Meditation, naturally, consumes time. But this is not time lost; rather, the time expended in meditation aids in the ultimate conservation of time. This is true, first of all, because it places the soul under the direct influence of Christ, Who will then take complete charge of a person’s activities. And, further, the added perspective gained in meditation will enable one to better regulate his life by the separation of the non-essential from the essential. Dom Chautard, in his magnificent book, Soul of the Apostolate, relates this enlightening incident:
One of our great bishops, overburdened with his duties, explained this to a statesmen, who also had too much to do. The latter had asked the bishop the secret of his constant work. “My dear friend,” said the bishop, “add to you other occupations half an hour’s meditation every morning. Not only will you get through your business, but you will find time for still more.”

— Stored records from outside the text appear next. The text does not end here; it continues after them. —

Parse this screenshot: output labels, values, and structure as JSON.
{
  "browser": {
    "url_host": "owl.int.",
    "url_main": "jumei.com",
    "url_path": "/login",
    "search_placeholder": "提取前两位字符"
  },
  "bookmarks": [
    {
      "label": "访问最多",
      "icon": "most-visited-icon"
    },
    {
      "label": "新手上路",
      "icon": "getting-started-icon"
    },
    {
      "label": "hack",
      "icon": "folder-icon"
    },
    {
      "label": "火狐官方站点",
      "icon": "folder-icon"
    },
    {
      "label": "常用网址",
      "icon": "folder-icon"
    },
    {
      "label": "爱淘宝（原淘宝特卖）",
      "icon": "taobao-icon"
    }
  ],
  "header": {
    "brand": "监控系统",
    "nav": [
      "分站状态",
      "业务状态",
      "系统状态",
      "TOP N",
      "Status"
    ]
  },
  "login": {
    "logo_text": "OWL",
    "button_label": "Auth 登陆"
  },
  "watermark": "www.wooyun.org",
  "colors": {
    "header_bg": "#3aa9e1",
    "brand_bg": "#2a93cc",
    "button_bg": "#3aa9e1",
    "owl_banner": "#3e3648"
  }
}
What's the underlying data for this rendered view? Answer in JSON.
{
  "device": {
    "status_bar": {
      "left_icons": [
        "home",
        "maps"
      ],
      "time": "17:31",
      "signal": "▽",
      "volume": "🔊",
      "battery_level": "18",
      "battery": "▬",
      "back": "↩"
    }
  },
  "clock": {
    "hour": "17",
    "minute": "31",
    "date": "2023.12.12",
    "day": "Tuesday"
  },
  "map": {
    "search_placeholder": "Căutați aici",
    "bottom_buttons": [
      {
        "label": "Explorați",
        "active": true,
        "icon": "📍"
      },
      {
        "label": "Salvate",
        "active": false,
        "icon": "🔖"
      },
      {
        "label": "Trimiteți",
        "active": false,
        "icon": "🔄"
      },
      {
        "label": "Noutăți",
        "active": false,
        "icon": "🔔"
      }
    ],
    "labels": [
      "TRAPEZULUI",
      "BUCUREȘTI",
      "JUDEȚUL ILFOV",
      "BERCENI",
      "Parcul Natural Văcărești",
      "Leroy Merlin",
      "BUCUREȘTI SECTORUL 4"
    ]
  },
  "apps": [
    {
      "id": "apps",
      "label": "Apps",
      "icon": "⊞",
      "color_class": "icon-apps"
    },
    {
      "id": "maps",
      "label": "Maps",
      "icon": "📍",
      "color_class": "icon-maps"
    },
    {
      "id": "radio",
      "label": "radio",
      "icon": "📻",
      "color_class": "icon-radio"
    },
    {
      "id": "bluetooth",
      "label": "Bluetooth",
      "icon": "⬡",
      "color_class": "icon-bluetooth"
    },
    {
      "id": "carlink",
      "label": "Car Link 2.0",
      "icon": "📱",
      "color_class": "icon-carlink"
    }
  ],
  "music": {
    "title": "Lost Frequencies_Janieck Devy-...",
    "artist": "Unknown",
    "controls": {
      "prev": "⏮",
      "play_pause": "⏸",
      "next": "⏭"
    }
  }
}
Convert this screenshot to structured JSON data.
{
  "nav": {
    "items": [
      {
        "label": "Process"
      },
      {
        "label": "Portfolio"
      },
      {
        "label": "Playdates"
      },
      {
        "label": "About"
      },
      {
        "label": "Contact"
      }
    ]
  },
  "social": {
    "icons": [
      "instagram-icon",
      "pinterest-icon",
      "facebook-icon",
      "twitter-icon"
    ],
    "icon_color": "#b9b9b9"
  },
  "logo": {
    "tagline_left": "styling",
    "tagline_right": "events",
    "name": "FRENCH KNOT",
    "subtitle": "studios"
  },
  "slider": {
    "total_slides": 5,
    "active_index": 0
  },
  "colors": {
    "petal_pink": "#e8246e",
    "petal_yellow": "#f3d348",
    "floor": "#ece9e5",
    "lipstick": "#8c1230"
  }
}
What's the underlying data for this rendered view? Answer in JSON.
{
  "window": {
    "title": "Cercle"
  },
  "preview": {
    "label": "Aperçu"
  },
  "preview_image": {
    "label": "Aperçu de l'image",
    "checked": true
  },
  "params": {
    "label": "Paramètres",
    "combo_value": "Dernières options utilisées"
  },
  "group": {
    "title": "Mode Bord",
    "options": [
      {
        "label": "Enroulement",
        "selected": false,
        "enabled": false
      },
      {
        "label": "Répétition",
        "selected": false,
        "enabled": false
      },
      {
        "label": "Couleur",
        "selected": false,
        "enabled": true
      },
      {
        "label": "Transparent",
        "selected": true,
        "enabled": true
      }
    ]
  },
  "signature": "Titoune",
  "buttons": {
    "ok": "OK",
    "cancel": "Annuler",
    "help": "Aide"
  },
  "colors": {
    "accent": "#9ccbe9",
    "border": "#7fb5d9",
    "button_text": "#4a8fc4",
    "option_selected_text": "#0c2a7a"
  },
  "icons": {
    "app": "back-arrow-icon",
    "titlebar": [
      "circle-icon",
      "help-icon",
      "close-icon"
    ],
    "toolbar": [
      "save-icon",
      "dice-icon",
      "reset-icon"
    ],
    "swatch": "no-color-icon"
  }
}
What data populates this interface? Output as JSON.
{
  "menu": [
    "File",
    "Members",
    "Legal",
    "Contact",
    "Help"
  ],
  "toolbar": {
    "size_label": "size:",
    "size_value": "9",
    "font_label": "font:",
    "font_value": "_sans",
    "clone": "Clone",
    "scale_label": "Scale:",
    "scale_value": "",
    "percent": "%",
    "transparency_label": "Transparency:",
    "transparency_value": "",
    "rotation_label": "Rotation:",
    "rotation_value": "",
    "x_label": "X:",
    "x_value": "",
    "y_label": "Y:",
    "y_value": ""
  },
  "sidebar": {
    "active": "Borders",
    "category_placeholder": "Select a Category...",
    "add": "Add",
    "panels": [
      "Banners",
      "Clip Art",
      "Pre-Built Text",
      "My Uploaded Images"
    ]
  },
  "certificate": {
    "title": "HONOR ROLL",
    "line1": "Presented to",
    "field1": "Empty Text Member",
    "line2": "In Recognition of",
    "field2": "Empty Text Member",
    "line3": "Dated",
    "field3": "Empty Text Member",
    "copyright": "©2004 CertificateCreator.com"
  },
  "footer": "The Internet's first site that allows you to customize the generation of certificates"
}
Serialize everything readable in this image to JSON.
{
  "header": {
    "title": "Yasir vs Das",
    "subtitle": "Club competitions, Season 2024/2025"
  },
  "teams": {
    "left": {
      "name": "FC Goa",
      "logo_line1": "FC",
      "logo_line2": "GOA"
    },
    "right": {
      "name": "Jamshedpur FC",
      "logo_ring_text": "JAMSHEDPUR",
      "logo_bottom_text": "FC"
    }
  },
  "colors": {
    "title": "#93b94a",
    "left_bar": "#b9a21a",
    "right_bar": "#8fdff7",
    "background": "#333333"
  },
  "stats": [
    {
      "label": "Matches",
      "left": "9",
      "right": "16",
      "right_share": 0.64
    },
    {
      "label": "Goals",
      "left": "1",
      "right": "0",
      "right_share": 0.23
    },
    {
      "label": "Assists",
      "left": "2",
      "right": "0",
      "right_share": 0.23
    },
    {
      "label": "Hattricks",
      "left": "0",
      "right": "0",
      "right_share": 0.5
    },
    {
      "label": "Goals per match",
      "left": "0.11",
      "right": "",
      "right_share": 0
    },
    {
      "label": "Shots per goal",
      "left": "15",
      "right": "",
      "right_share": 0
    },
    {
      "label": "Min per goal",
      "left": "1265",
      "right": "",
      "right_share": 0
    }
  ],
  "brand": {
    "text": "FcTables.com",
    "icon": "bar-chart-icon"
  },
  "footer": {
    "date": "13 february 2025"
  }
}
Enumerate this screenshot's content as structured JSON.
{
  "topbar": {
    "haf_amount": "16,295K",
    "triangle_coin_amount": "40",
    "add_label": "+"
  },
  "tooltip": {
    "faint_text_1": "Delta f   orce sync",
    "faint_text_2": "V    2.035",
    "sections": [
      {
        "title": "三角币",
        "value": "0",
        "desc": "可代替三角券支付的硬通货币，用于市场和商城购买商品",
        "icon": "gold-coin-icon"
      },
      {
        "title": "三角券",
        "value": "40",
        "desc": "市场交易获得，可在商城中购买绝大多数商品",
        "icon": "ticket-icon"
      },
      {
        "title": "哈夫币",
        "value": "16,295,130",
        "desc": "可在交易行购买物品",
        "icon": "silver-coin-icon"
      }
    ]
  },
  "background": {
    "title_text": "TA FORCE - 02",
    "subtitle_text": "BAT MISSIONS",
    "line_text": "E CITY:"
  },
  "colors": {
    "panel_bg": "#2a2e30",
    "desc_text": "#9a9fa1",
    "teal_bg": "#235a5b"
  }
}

Finally, St. Peter of Alcantara sums up for us the benefits of meditation in a vibrant passage:
In mental prayer the soul is purified from its sins, nourished with charity, confirmed in faith, and strengthened in hope; the mind expands, the affections dilate, the heart is purified, truth becomes evident; temptation is conquered, sadness dispelled; the senses are renovated; drooping powers revive; tepidity ceases; the rust of vices disappears. out of mental prayer issues forth, like living sparks, those desires of heaven which the soul conceives when inflamed with the fire of divine love. Sublime is the excellence of mental prayer, great are its privileges; to mental prayer heaven is opened; to mental prayer heavenly secrets are manifested and tear of God ever attentive.

You can purchase this book here.

I wrote this review of Conversation with Christ for the Tiber River Blogger Review program, created by Aquinas and More Catholic Goods, the largest Catholic Store online. For more information and to purchase, please visit Aquinas and More Catholic Goods.

Tiber River is the first Catholic book review site, started in 2000 to help you make informed decisions about Catholic book purchases.

I receive free product samples as compensation for writing reviews for Tiber River.